Items from an interface collection
- - - -
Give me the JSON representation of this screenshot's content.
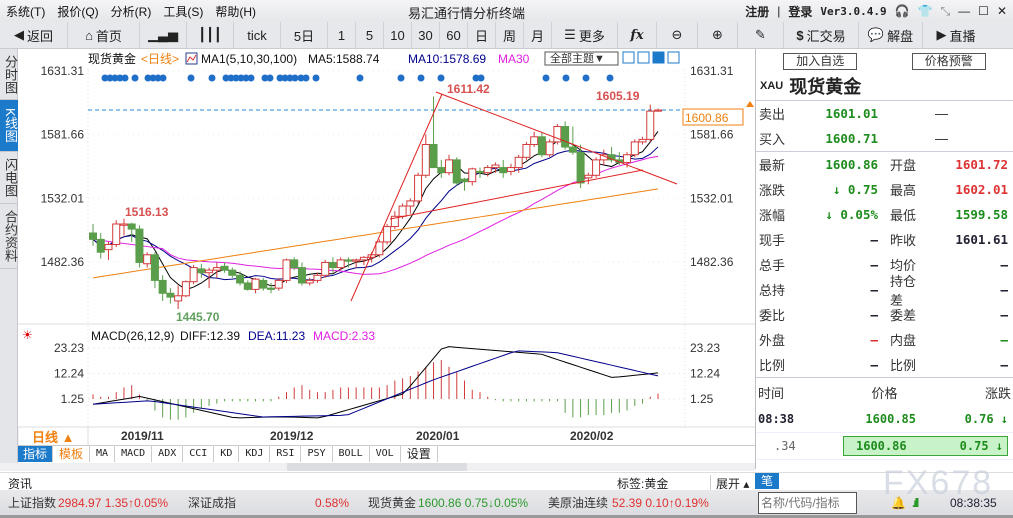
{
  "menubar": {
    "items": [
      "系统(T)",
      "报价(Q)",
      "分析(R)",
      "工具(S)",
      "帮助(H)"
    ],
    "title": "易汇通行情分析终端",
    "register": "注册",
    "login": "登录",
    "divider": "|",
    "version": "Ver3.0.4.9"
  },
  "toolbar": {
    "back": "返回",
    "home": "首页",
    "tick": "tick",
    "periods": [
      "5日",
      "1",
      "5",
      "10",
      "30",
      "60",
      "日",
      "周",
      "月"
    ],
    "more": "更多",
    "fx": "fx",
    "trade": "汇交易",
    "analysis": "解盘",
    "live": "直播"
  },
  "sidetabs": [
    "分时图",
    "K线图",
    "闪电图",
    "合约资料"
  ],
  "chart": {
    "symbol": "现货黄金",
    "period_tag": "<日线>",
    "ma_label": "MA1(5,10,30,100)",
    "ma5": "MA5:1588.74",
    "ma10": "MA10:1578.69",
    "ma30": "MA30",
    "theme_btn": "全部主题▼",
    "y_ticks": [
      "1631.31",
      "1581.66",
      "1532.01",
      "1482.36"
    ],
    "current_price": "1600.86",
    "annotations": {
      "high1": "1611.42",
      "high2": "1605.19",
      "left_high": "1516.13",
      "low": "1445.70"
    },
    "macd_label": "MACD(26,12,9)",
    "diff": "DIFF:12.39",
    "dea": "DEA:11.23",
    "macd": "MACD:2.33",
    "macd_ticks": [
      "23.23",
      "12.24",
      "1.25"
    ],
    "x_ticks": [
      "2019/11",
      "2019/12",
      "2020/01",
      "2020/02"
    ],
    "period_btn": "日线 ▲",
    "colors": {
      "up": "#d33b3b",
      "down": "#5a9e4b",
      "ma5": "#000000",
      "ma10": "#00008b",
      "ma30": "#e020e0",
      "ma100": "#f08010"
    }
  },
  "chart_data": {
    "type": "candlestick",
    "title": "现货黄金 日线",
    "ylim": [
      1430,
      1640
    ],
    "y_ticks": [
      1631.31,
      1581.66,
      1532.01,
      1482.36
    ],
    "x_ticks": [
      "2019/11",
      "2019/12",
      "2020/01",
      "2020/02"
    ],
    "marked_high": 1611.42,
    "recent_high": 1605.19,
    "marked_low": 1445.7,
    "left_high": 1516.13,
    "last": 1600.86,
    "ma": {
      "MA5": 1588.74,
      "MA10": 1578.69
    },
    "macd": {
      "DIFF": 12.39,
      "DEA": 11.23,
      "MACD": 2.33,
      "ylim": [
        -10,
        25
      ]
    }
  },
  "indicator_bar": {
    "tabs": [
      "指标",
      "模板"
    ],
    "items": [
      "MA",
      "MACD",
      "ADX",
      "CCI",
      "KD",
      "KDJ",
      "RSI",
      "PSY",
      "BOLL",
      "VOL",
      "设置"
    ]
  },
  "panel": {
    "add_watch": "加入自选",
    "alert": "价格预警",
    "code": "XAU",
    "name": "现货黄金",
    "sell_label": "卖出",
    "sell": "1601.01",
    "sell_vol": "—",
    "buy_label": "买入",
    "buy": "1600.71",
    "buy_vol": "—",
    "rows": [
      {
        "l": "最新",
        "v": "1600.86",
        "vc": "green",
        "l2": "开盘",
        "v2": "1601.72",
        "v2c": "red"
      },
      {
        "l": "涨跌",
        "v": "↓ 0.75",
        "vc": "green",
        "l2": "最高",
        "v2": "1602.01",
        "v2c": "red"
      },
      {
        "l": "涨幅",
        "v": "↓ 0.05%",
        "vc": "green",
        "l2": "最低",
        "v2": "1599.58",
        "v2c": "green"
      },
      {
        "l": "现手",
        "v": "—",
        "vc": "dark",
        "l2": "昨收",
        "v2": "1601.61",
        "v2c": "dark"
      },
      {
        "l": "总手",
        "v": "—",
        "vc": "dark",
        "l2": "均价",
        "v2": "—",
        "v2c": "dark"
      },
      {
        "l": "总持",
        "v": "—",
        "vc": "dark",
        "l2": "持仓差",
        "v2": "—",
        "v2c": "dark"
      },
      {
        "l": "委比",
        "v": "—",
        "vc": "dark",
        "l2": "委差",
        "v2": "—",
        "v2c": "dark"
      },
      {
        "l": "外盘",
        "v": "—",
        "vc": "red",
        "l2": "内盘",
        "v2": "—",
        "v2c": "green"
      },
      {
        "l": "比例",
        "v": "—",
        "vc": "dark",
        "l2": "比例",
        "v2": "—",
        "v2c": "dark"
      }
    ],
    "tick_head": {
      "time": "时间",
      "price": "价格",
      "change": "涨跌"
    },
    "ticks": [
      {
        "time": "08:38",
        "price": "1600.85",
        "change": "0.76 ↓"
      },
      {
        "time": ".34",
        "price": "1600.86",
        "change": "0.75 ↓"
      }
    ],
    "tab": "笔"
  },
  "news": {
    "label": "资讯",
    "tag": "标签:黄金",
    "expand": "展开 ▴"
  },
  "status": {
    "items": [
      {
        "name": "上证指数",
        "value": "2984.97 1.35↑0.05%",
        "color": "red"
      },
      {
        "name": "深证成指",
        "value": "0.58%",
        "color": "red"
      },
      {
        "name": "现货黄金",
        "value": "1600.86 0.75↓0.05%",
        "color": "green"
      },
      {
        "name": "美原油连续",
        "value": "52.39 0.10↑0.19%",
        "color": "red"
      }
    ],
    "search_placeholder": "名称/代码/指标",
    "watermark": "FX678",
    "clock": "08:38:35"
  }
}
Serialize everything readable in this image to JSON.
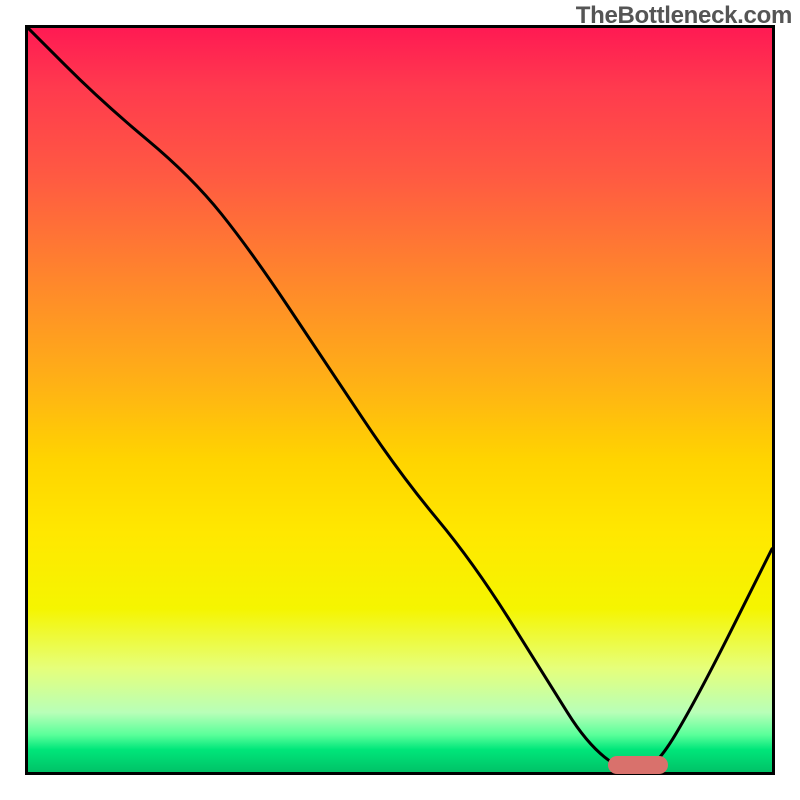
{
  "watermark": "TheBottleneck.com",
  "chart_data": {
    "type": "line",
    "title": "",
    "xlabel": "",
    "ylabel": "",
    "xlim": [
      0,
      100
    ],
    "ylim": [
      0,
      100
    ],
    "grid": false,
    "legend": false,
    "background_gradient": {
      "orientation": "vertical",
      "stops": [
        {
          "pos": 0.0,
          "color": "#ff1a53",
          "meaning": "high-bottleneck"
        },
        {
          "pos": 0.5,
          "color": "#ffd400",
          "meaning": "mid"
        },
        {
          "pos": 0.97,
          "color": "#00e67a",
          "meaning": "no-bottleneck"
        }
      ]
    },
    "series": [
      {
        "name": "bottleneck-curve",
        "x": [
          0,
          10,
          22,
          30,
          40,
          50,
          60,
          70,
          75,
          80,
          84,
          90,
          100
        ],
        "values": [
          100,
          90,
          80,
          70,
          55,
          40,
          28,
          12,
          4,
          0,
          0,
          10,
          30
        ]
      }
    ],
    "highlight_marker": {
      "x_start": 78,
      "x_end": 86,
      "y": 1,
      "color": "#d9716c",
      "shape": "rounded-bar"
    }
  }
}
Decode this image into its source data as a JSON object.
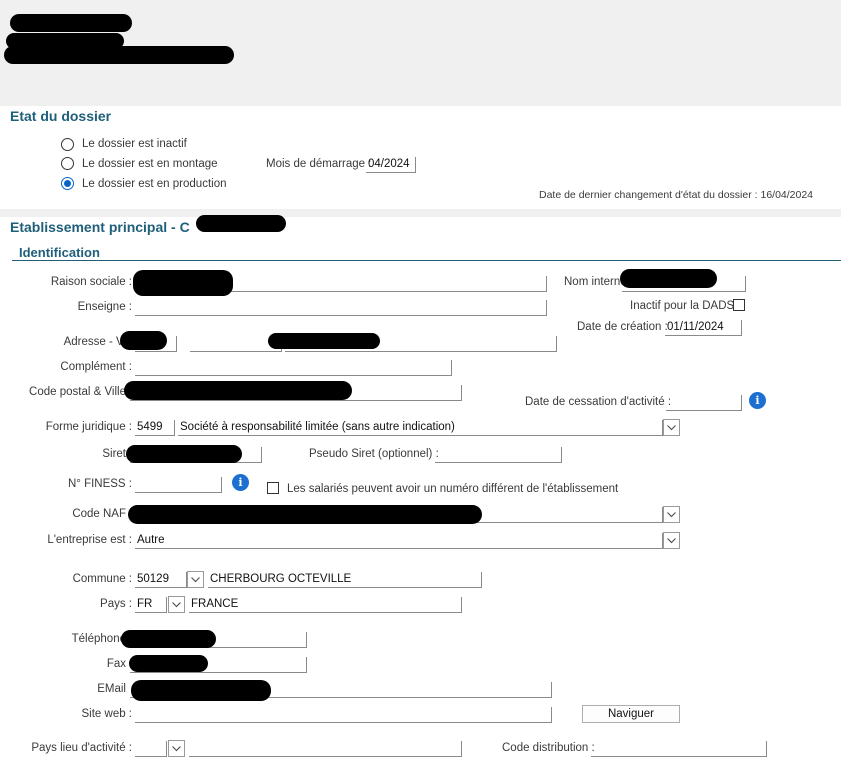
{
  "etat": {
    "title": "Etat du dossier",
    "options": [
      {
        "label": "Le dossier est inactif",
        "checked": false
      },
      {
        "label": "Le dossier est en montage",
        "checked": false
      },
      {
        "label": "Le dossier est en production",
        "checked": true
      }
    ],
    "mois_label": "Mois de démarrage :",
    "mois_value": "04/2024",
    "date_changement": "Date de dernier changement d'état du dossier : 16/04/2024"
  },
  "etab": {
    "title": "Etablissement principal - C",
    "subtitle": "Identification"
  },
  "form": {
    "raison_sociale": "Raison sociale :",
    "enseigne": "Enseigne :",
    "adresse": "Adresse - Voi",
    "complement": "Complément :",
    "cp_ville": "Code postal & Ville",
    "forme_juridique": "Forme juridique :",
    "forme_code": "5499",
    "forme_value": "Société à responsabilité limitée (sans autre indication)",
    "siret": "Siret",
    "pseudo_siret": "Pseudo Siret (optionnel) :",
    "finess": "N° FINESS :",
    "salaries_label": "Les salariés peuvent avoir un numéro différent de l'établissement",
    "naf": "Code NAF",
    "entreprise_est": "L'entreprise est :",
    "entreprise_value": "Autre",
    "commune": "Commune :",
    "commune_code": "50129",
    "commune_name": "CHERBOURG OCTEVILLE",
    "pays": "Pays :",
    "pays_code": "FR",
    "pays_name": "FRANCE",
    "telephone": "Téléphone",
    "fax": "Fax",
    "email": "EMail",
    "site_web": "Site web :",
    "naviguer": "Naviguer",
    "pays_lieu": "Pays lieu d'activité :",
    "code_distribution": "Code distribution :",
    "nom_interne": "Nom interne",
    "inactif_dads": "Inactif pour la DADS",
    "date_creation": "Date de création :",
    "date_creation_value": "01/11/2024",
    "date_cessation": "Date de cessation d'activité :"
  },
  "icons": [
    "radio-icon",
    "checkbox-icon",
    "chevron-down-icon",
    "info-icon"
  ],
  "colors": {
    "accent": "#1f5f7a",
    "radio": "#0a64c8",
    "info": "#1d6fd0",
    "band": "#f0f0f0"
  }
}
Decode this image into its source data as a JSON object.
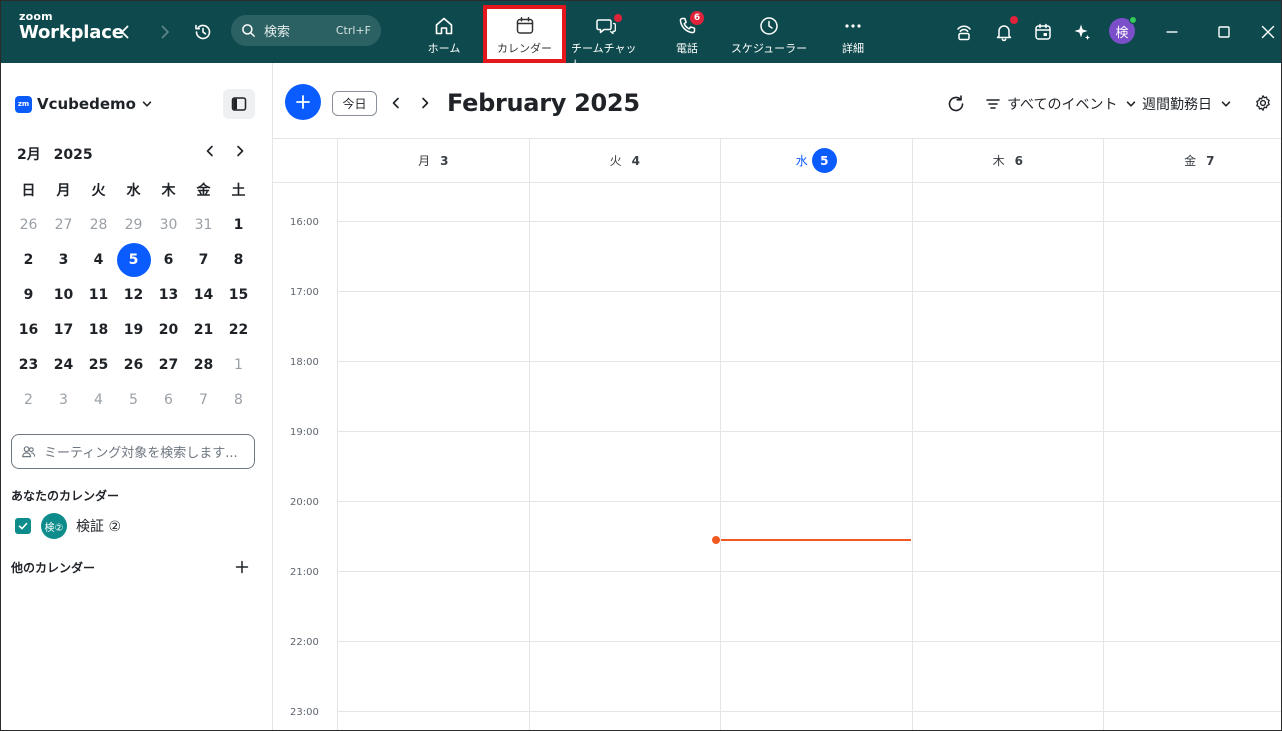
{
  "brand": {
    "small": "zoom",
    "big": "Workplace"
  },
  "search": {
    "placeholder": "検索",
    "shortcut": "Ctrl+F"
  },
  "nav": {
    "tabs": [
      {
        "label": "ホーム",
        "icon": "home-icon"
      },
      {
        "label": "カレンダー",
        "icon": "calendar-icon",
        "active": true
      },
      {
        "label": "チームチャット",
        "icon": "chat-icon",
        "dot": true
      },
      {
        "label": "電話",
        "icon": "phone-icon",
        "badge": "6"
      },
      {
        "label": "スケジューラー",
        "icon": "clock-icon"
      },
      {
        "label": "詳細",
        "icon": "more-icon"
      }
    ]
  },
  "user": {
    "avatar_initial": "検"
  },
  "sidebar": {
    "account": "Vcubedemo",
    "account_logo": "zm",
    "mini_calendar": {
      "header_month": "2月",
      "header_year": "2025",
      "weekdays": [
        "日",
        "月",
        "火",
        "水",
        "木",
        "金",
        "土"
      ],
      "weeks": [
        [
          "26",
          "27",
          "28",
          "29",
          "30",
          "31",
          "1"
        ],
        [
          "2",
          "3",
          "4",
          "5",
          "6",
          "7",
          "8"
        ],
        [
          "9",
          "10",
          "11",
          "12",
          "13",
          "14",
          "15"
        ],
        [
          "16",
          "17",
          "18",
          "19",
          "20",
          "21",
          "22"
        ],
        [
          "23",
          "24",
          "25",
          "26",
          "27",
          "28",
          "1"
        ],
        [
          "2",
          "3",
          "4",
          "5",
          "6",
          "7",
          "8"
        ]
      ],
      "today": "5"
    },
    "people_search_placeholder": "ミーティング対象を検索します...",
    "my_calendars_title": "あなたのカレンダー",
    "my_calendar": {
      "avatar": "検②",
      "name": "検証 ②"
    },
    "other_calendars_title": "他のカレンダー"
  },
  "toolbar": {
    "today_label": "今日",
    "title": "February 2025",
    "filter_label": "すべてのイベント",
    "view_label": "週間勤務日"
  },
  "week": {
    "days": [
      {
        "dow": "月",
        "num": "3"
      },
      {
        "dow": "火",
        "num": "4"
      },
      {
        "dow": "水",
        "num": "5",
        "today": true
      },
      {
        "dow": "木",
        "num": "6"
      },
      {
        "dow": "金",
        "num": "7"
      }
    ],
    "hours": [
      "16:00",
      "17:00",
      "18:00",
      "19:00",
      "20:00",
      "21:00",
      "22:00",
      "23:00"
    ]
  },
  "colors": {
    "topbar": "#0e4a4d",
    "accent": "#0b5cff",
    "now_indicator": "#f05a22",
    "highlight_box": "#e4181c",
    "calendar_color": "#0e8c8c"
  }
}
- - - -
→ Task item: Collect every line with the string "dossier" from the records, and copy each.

→ Response for this exercise:
    "title": "Etat du dossier",
        "label": "Le dossier est inactif",
        "label": "Le dossier est en montage",
        "label": "Le dossier est en production",
    "date_changement": "Date de dernier changement d'état du dossier : 16/04/2024"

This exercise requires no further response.